Task details —
For each line in the records that contains "below", make a copy.

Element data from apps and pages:
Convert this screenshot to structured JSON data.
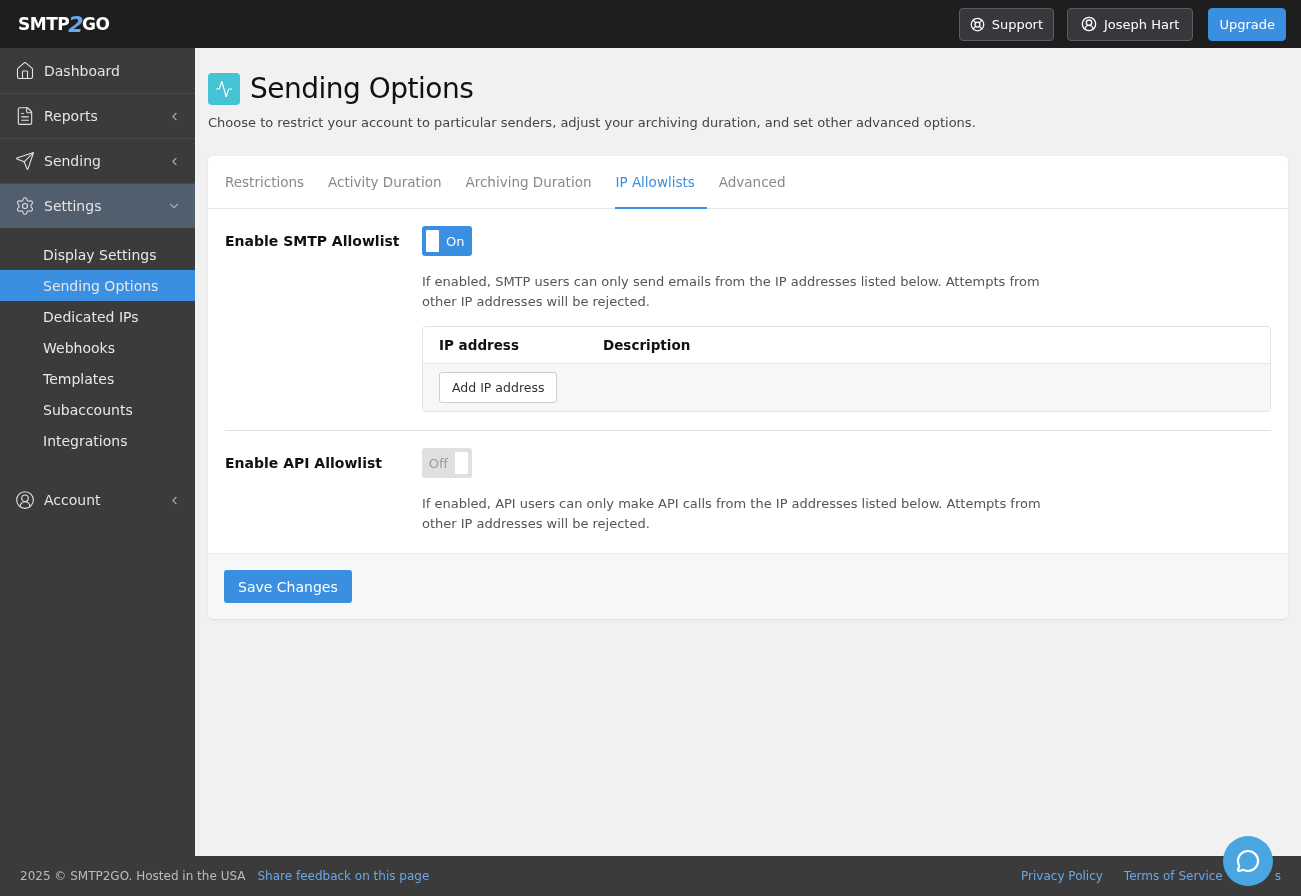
{
  "logo": {
    "left": "SMTP",
    "mark": "2",
    "right": "GO"
  },
  "topbar": {
    "support": "Support",
    "user": "Joseph Hart",
    "upgrade": "Upgrade"
  },
  "sidebar": {
    "items": [
      {
        "label": "Dashboard",
        "kind": "home",
        "expandable": false,
        "selected": false
      },
      {
        "label": "Reports",
        "kind": "file",
        "expandable": true,
        "expanded": false,
        "selected": false
      },
      {
        "label": "Sending",
        "kind": "send",
        "expandable": true,
        "expanded": false,
        "selected": false
      },
      {
        "label": "Settings",
        "kind": "gear",
        "expandable": true,
        "expanded": true,
        "selected": true,
        "children": [
          {
            "label": "Display Settings",
            "selected": false
          },
          {
            "label": "Sending Options",
            "selected": true
          },
          {
            "label": "Dedicated IPs",
            "selected": false
          },
          {
            "label": "Webhooks",
            "selected": false
          },
          {
            "label": "Templates",
            "selected": false
          },
          {
            "label": "Subaccounts",
            "selected": false
          },
          {
            "label": "Integrations",
            "selected": false
          }
        ]
      },
      {
        "label": "Account",
        "kind": "user",
        "expandable": true,
        "expanded": false,
        "selected": false
      }
    ]
  },
  "page": {
    "title": "Sending Options",
    "subtitle": "Choose to restrict your account to particular senders, adjust your archiving duration, and set other advanced options."
  },
  "tabs": [
    {
      "label": "Restrictions",
      "selected": false
    },
    {
      "label": "Activity Duration",
      "selected": false
    },
    {
      "label": "Archiving Duration",
      "selected": false
    },
    {
      "label": "IP Allowlists",
      "selected": true
    },
    {
      "label": "Advanced",
      "selected": false
    }
  ],
  "sections": [
    {
      "label": "Enable SMTP Allowlist",
      "on": true,
      "toggle_text": "On",
      "help": "If enabled, SMTP users can only send emails from the IP addresses listed below. Attempts from other IP addresses will be rejected.",
      "table": {
        "columns": [
          "IP address",
          "Description"
        ],
        "add_button": "Add IP address"
      }
    },
    {
      "label": "Enable API Allowlist",
      "on": false,
      "toggle_text": "Off",
      "help": "If enabled, API users can only make API calls from the IP addresses listed below. Attempts from other IP addresses will be rejected."
    }
  ],
  "save_button": "Save Changes",
  "footer": {
    "copyright": "2025 © SMTP2GO. Hosted in the USA",
    "feedback": "Share feedback on this page",
    "links": [
      "Privacy Policy",
      "Terms of Service",
      "s"
    ]
  }
}
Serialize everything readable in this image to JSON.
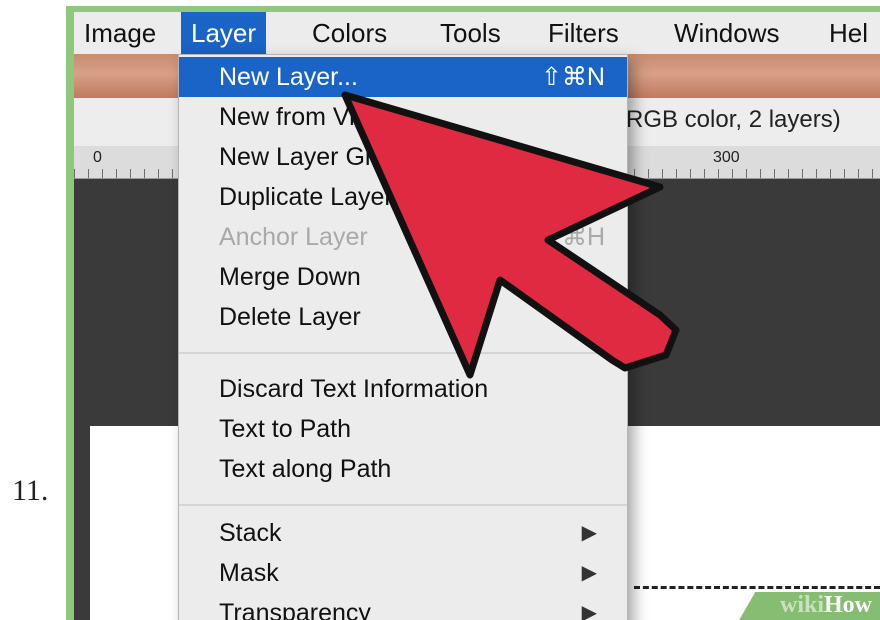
{
  "step": {
    "number": "11."
  },
  "menubar": {
    "items": [
      {
        "label": "Image"
      },
      {
        "label": "Layer",
        "active": true
      },
      {
        "label": "Colors"
      },
      {
        "label": "Tools"
      },
      {
        "label": "Filters"
      },
      {
        "label": "Windows"
      },
      {
        "label": "Hel"
      }
    ]
  },
  "window": {
    "title_fragment": "RGB color, 2 layers)",
    "ruler_ticks": [
      "0",
      "300"
    ]
  },
  "layer_menu": {
    "items": [
      {
        "label": "New Layer...",
        "shortcut": "⇧⌘N",
        "state": "highlighted"
      },
      {
        "label": "New from Visible",
        "state": "normal"
      },
      {
        "label": "New Layer Group",
        "state": "normal"
      },
      {
        "label": "Duplicate Layer",
        "state": "normal"
      },
      {
        "label": "Anchor Layer",
        "shortcut": "⌘H",
        "state": "disabled"
      },
      {
        "label": "Merge Down",
        "state": "normal"
      },
      {
        "label": "Delete Layer",
        "state": "normal"
      },
      {
        "label": "Discard Text Information",
        "state": "normal"
      },
      {
        "label": "Text to Path",
        "state": "normal"
      },
      {
        "label": "Text along Path",
        "state": "normal"
      },
      {
        "label": "Stack",
        "submenu": "▶",
        "state": "normal"
      },
      {
        "label": "Mask",
        "submenu": "▶",
        "state": "normal"
      },
      {
        "label": "Transparency",
        "submenu": "▶",
        "state": "normal"
      }
    ]
  },
  "watermark": {
    "wiki": "wiki",
    "how": "How"
  },
  "colors": {
    "menu_highlight": "#1a63c7",
    "pointer_arrow": "#e02a42",
    "frame_green": "#8fc77e"
  },
  "icons": {
    "pointer": "red-arrow-pointer-icon",
    "submenu": "triangle-right-icon"
  }
}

Answer box —
      "help": "If enabled, SMTP users can only send emails from the IP addresses listed below. Attempts from other IP addresses will be rejected.",
      "help": "If enabled, API users can only make API calls from the IP addresses listed below. Attempts from other IP addresses will be rejected."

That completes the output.